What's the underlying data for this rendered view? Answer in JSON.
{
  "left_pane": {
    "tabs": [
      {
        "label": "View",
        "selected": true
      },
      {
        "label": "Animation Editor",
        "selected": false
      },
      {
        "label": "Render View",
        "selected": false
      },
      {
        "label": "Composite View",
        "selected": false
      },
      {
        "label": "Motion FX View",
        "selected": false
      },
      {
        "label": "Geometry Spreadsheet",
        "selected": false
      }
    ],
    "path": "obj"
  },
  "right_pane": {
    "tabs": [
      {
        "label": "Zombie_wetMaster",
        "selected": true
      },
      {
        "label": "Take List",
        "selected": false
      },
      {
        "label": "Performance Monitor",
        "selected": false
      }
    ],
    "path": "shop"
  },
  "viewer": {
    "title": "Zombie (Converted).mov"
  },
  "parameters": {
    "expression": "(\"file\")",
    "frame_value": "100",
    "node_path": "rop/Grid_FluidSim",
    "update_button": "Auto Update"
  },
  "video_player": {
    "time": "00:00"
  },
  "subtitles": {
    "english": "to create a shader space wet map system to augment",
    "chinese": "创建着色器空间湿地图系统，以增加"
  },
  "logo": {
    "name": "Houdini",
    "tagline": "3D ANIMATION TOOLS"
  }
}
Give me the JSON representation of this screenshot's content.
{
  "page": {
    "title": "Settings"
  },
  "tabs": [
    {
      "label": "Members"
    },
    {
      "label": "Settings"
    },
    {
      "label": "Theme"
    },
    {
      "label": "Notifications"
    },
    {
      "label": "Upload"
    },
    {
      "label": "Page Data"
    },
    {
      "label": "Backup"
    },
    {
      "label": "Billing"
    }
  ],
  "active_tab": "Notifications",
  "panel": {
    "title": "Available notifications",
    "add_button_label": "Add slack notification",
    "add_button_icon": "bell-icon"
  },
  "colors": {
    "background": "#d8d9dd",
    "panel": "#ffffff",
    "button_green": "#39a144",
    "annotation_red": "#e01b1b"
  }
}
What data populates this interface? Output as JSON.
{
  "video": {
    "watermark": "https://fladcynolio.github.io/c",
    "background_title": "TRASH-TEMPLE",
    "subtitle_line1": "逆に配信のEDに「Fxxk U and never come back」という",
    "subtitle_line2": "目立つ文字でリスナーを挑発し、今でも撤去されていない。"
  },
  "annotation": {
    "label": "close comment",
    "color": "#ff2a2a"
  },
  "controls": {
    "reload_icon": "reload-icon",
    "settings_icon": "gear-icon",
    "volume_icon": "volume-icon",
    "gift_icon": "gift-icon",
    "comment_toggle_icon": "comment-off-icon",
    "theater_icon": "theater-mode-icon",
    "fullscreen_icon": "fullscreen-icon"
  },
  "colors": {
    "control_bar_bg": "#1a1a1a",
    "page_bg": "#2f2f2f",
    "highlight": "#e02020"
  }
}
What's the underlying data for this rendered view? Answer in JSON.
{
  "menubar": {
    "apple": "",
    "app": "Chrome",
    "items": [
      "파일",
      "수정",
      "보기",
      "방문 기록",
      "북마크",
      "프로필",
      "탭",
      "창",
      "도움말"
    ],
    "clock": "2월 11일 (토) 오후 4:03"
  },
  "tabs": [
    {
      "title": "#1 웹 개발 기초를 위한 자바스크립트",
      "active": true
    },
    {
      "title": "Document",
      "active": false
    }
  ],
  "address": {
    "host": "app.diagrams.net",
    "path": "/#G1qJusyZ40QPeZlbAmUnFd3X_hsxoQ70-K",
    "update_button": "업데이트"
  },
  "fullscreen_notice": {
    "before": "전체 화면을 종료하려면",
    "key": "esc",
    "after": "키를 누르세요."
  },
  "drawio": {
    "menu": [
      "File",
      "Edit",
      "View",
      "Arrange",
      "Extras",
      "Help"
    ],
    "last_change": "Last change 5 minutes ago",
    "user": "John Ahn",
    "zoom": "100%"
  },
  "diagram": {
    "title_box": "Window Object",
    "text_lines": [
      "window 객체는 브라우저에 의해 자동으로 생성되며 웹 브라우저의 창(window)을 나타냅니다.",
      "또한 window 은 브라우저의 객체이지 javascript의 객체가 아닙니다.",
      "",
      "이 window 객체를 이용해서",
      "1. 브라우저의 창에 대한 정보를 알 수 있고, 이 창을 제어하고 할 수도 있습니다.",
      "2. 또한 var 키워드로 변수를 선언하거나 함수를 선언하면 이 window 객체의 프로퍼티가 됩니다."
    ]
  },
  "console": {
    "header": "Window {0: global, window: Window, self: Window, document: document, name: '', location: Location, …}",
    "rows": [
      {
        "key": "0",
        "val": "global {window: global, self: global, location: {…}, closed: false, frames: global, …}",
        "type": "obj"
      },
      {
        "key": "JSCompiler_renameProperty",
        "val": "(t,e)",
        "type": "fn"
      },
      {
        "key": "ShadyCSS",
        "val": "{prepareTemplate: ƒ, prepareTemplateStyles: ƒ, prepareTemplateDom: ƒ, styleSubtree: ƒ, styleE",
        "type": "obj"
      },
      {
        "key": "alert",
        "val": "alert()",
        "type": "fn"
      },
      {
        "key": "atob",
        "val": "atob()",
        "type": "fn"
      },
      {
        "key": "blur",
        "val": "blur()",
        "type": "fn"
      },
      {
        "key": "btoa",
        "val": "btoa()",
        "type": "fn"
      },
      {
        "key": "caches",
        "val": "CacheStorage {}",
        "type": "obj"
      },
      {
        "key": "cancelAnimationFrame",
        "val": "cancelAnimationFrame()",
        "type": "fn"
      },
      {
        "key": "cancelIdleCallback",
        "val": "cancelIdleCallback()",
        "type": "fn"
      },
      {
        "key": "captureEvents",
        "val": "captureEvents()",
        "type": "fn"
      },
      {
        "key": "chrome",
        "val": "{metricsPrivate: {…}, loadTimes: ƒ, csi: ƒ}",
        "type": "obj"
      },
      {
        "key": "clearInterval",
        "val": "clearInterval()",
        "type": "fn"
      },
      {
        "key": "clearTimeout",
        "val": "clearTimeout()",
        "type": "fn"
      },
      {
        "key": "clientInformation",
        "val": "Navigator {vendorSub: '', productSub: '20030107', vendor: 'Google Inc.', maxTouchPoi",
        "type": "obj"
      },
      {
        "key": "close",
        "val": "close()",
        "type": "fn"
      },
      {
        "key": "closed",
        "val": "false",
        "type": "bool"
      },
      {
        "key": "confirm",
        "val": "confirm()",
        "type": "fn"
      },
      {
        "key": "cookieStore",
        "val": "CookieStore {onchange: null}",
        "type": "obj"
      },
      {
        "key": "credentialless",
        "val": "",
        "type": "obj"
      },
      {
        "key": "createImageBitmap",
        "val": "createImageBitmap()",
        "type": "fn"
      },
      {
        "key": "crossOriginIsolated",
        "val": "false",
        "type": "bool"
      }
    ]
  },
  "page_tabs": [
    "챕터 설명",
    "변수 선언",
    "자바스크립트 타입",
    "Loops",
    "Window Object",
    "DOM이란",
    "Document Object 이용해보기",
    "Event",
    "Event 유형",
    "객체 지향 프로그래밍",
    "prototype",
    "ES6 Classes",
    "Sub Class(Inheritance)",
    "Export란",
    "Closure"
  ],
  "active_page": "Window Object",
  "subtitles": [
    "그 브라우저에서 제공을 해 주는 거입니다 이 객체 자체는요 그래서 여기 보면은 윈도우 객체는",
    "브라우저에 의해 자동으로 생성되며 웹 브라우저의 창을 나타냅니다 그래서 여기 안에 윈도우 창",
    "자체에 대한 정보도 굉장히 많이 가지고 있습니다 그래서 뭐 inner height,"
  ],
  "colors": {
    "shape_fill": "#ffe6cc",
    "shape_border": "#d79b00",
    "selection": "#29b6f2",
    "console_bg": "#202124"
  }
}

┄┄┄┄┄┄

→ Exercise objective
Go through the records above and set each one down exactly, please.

→ Task output
What's the underlying data for this rendered view? Answer in JSON.
{
  "left_pane": {
    "tabs": [
      {
        "label": "View",
        "selected": true
      },
      {
        "label": "Animation Editor",
        "selected": false
      },
      {
        "label": "Render View",
        "selected": false
      },
      {
        "label": "Composite View",
        "selected": false
      },
      {
        "label": "Motion FX View",
        "selected": false
      },
      {
        "label": "Geometry Spreadsheet",
        "selected": false
      }
    ],
    "path": "obj"
  },
  "right_pane": {
    "tabs": [
      {
        "label": "Zombie_wetMaster",
        "selected": true
      },
      {
        "label": "Take List",
        "selected": false
      },
      {
        "label": "Performance Monitor",
        "selected": false
      }
    ],
    "path": "shop"
  },
  "viewer": {
    "title": "Zombie (Converted).mov"
  },
  "parameters": {
    "expression": "(\"file\")",
    "frame_value": "100",
    "node_path": "rop/Grid_FluidSim",
    "update_button": "Auto Update"
  },
  "video_player": {
    "time": "00:00"
  },
  "subtitles": {
    "english": "to create a shader space wet map system to augment",
    "chinese": "创建着色器空间湿地图系统，以增加"
  },
  "logo": {
    "name": "Houdini",
    "tagline": "3D ANIMATION TOOLS"
  }
}
Give me the JSON representation of this screenshot's content.
{
  "page": {
    "title": "Settings"
  },
  "tabs": [
    {
      "label": "Members"
    },
    {
      "label": "Settings"
    },
    {
      "label": "Theme"
    },
    {
      "label": "Notifications"
    },
    {
      "label": "Upload"
    },
    {
      "label": "Page Data"
    },
    {
      "label": "Backup"
    },
    {
      "label": "Billing"
    }
  ],
  "active_tab": "Notifications",
  "panel": {
    "title": "Available notifications",
    "add_button_label": "Add slack notification",
    "add_button_icon": "bell-icon"
  },
  "colors": {
    "background": "#d8d9dd",
    "panel": "#ffffff",
    "button_green": "#39a144",
    "annotation_red": "#e01b1b"
  }
}
What data populates this interface? Output as JSON.
{
  "video": {
    "watermark": "https://fladcynolio.github.io/c",
    "background_title": "TRASH-TEMPLE",
    "subtitle_line1": "逆に配信のEDに「Fxxk U and never come back」という",
    "subtitle_line2": "目立つ文字でリスナーを挑発し、今でも撤去されていない。"
  },
  "annotation": {
    "label": "close comment",
    "color": "#ff2a2a"
  },
  "controls": {
    "reload_icon": "reload-icon",
    "settings_icon": "gear-icon",
    "volume_icon": "volume-icon",
    "gift_icon": "gift-icon",
    "comment_toggle_icon": "comment-off-icon",
    "theater_icon": "theater-mode-icon",
    "fullscreen_icon": "fullscreen-icon"
  },
  "colors": {
    "control_bar_bg": "#1a1a1a",
    "page_bg": "#2f2f2f",
    "highlight": "#e02020"
  }
}
What's the underlying data for this rendered view? Answer in JSON.
{
  "menubar": {
    "apple": "",
    "app": "Chrome",
    "items": [
      "파일",
      "수정",
      "보기",
      "방문 기록",
      "북마크",
      "프로필",
      "탭",
      "창",
      "도움말"
    ],
    "clock": "2월 11일 (토) 오후 4:03"
  },
  "tabs": [
    {
      "title": "#1 웹 개발 기초를 위한 자바스크립트",
      "active": true
    },
    {
      "title": "Document",
      "active": false
    }
  ],
  "address": {
    "host": "app.diagrams.net",
    "path": "/#G1qJusyZ40QPeZlbAmUnFd3X_hsxoQ70-K",
    "update_button": "업데이트"
  },
  "fullscreen_notice": {
    "before": "전체 화면을 종료하려면",
    "key": "esc",
    "after": "키를 누르세요."
  },
  "drawio": {
    "menu": [
      "File",
      "Edit",
      "View",
      "Arrange",
      "Extras",
      "Help"
    ],
    "last_change": "Last change 5 minutes ago",
    "user": "John Ahn",
    "zoom": "100%"
  },
  "diagram": {
    "title_box": "Window Object",
    "text_lines": [
      "window 객체는 브라우저에 의해 자동으로 생성되며 웹 브라우저의 창(window)을 나타냅니다.",
      "또한 window 은 브라우저의 객체이지 javascript의 객체가 아닙니다.",
      "",
      "이 window 객체를 이용해서",
      "1. 브라우저의 창에 대한 정보를 알 수 있고, 이 창을 제어하고 할 수도 있습니다.",
      "2. 또한 var 키워드로 변수를 선언하거나 함수를 선언하면 이 window 객체의 프로퍼티가 됩니다."
    ]
  },
  "console": {
    "header": "Window {0: global, window: Window, self: Window, document: document, name: '', location: Location, …}",
    "rows": [
      {
        "key": "0",
        "val": "global {window: global, self: global, location: {…}, closed: false, frames: global, …}",
        "type": "obj"
      },
      {
        "key": "JSCompiler_renameProperty",
        "val": "(t,e)",
        "type": "fn"
      },
      {
        "key": "ShadyCSS",
        "val": "{prepareTemplate: ƒ, prepareTemplateStyles: ƒ, prepareTemplateDom: ƒ, styleSubtree: ƒ, styleE",
        "type": "obj"
      },
      {
        "key": "alert",
        "val": "alert()",
        "type": "fn"
      },
      {
        "key": "atob",
        "val": "atob()",
        "type": "fn"
      },
      {
        "key": "blur",
        "val": "blur()",
        "type": "fn"
      },
      {
        "key": "btoa",
        "val": "btoa()",
        "type": "fn"
      },
      {
        "key": "caches",
        "val": "CacheStorage {}",
        "type": "obj"
      },
      {
        "key": "cancelAnimationFrame",
        "val": "cancelAnimationFrame()",
        "type": "fn"
      },
      {
        "key": "cancelIdleCallback",
        "val": "cancelIdleCallback()",
        "type": "fn"
      },
      {
        "key": "captureEvents",
        "val": "captureEvents()",
        "type": "fn"
      },
      {
        "key": "chrome",
        "val": "{metricsPrivate: {…}, loadTimes: ƒ, csi: ƒ}",
        "type": "obj"
      },
      {
        "key": "clearInterval",
        "val": "clearInterval()",
        "type": "fn"
      },
      {
        "key": "clearTimeout",
        "val": "clearTimeout()",
        "type": "fn"
      },
      {
        "key": "clientInformation",
        "val": "Navigator {vendorSub: '', productSub: '20030107', vendor: 'Google Inc.', maxTouchPoi",
        "type": "obj"
      },
      {
        "key": "close",
        "val": "close()",
        "type": "fn"
      },
      {
        "key": "closed",
        "val": "false",
        "type": "bool"
      },
      {
        "key": "confirm",
        "val": "confirm()",
        "type": "fn"
      },
      {
        "key": "cookieStore",
        "val": "CookieStore {onchange: null}",
        "type": "obj"
      },
      {
        "key": "credentialless",
        "val": "",
        "type": "obj"
      },
      {
        "key": "createImageBitmap",
        "val": "createImageBitmap()",
        "type": "fn"
      },
      {
        "key": "crossOriginIsolated",
        "val": "false",
        "type": "bool"
      }
    ]
  },
  "page_tabs": [
    "챕터 설명",
    "변수 선언",
    "자바스크립트 타입",
    "Loops",
    "Window Object",
    "DOM이란",
    "Document Object 이용해보기",
    "Event",
    "Event 유형",
    "객체 지향 프로그래밍",
    "prototype",
    "ES6 Classes",
    "Sub Class(Inheritance)",
    "Export란",
    "Closure"
  ],
  "active_page": "Window Object",
  "subtitles": [
    "그 브라우저에서 제공을 해 주는 거입니다 이 객체 자체는요 그래서 여기 보면은 윈도우 객체는",
    "브라우저에 의해 자동으로 생성되며 웹 브라우저의 창을 나타냅니다 그래서 여기 안에 윈도우 창",
    "자체에 대한 정보도 굉장히 많이 가지고 있습니다 그래서 뭐 inner height,"
  ],
  "colors": {
    "shape_fill": "#ffe6cc",
    "shape_border": "#d79b00",
    "selection": "#29b6f2",
    "console_bg": "#202124"
  }
}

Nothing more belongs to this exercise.